Let's face it. Even if you are a regular tipper and consider yourself knowledgeable about tipping, you probably don't know exactly how much you should tip, when you should leave it, or whether you should even leave anything at all. Of course, answers to these questions typically depends upon where you are, as well as a number of other variables. For instance, you typically don't think twice about tipping a waiter in a restaurant. But you probably ignore the tip jar on the counter.

Sit Down Restaurants

Tipping a waiter or waitress is easy. If you are sitting down at a restaurant and being served, you should tip. Waitstaff depend upon tips in order to survive, making significantly less than minimum-wage as an hourly rate. So unless the whole experience is a total disaster, you should be tipping at least 10%. Consider tipping 20% if your service was outstanding.

buffet restaurants

Whether to tip at a buffet restaurant gets a little trickier. If servers are not bringing food but still refilling your beverages and clearing your plates, you should tip. You don't need to tip as much as at a full-service restaurant. You can do a strict percentage of up to 10%, or a dollar per person at your table.

Restaurant Carry Out

If you are getting carry out from a restaurant, you might consider tipping up to 10% when picking up. Obviously, picking up from a high end restaurant is different then picking up a pizza from the local pizza joint. So tip when appropriate.

Delivery Services

Delivery services should typically be tipped. While newer services, like grocery delivery, can present a little bit of a challenge, 10% or a few bucks should be OK. But keep in mind that not all delivery services allow the delivery person to collect a tip.

Pizza Delivery

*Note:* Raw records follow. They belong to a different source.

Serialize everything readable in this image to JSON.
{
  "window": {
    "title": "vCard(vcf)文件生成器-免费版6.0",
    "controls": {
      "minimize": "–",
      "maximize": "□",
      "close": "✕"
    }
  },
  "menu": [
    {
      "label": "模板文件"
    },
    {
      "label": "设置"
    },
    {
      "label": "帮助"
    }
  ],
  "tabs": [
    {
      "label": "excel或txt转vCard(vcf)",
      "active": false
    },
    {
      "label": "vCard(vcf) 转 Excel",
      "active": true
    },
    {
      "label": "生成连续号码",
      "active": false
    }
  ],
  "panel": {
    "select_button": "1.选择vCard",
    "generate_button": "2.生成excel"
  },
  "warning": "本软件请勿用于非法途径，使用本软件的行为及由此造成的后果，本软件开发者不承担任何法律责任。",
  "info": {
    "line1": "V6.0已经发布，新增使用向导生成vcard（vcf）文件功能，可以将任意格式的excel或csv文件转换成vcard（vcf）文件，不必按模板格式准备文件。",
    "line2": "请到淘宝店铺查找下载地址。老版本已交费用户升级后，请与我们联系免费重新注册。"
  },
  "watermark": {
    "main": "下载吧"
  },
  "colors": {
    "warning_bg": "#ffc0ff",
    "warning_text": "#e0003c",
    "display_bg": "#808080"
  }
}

Pizza delivery is something we should all be familiar with. Regardless of the order size, you should tip at least $2 - $4. While many pizza joints assess a delivery charge that is not a tip to the driver, the driver still gets it. But that's usually not enough to cover the low hourly wage, the wear and tear on the car, and the gas. If you have an especially large order, you should tip a little extra. You should definitely tip extra if the driver pushed through piles of snow to get dinner to you.

Valet Parking

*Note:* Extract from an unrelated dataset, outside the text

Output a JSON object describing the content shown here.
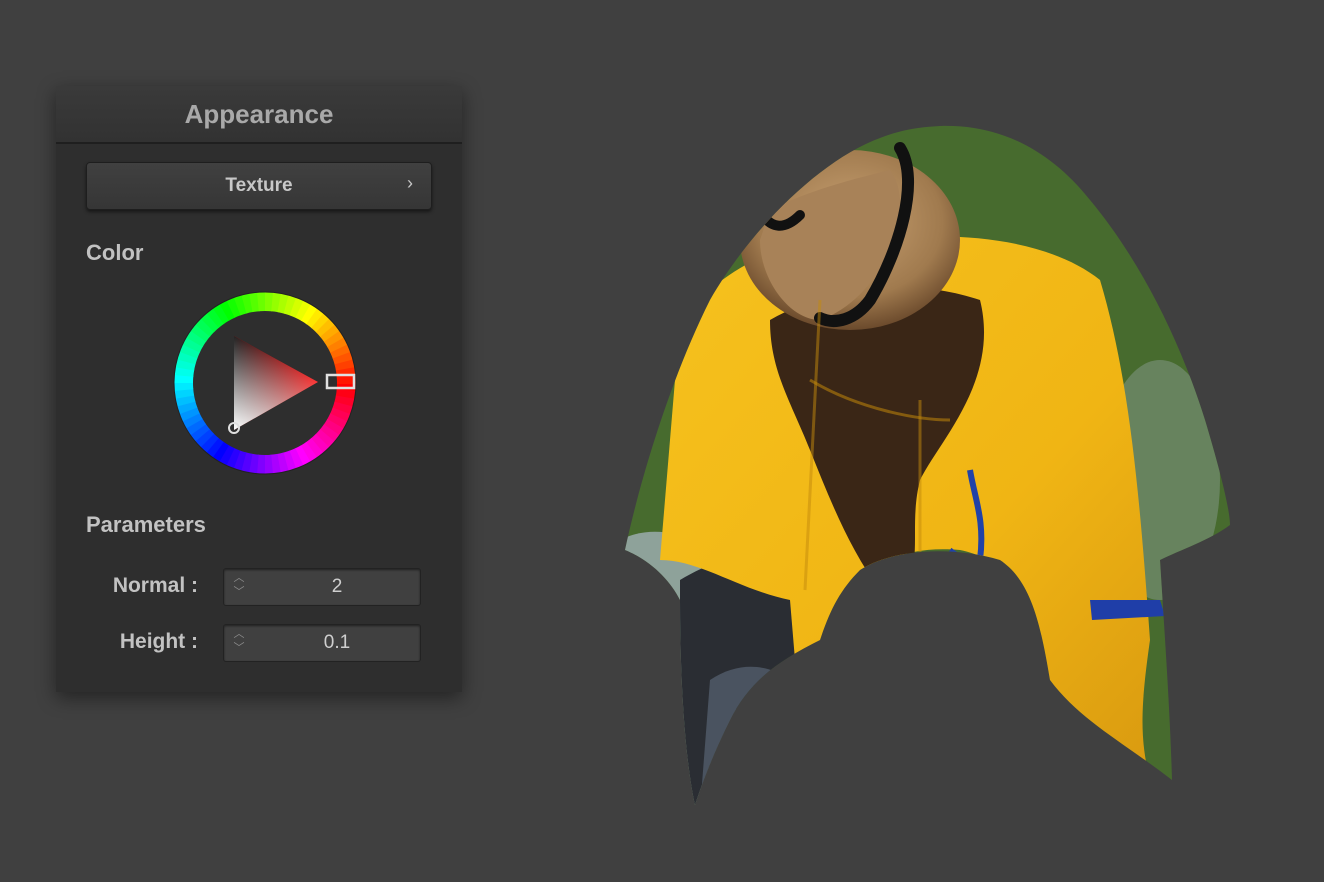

It's customary to tip a car valet when a car is returned to you. The customary tip is between two dollars and five dollars.

Hair and salon services

It's also customary to tip a hairstylist or your barber. Consider tipping between 15% and 20% of the service. This also applies to manicures, pedicures, massages and the like.

The maid at the hotel

Tipping the maid at a hotel is something many of us don't do, but appears to be expected. If you do decide to tip the maid of your hotel, leave a few dollars every day because it's not always the same person making up your room. If you stay five days and tip only on day five, you might be ignoring the person who cleaned on days one and two.


It's pretty easy to tip a bartender. You should leave one dollar per drink or two dollars for a drink that's a little bit more complicated. If the bartender gives you a glass of water, you probably shouldn't leave a five dollar tip.


A lot of people feel compelled to tip the concierge at the hotel for everything. If the concierge gave you directions to the corner store, don't tip. If the concierge gave you something really special that you could not get on your own, you should be handing over $10-$20 for their assistance and connections.

Taxi and Ride Share Services

Tipping a cab driver depends upon the length of your trip and how well the driver performed. Did the driver take a longer route than necessary? If so, your fare just went up and your tip should go down. A general rule of thumb is about 10% to 15%. If the driver was careless and reckless, tip nothing. The same rule applies to Uber and Lyft drivers.

Counter Tip Jars

There's a tip jar on most counters these days. For example, you might see one at the coffee shop. If you ordered something that didn't require a ton of preparation you shouldn't feel obligated to tip. If you ordered some fancy drink, you should consider tipping something, even if just your loose change.

You see these jars popping up in more and more places, such as at casual dining restaurants. You may even be presented with the option to tip before your transaction is allowed to complete. This can be a little awkward, especially if the cashier turns the pad to you and asks you to select an option. If the service provided to you is taking your order, ringing it up, and dropping at your table when it's ready, don't feel compelled to tip. It's a different story if you are making a lot of special requests and at least getting someone to refill your beverages.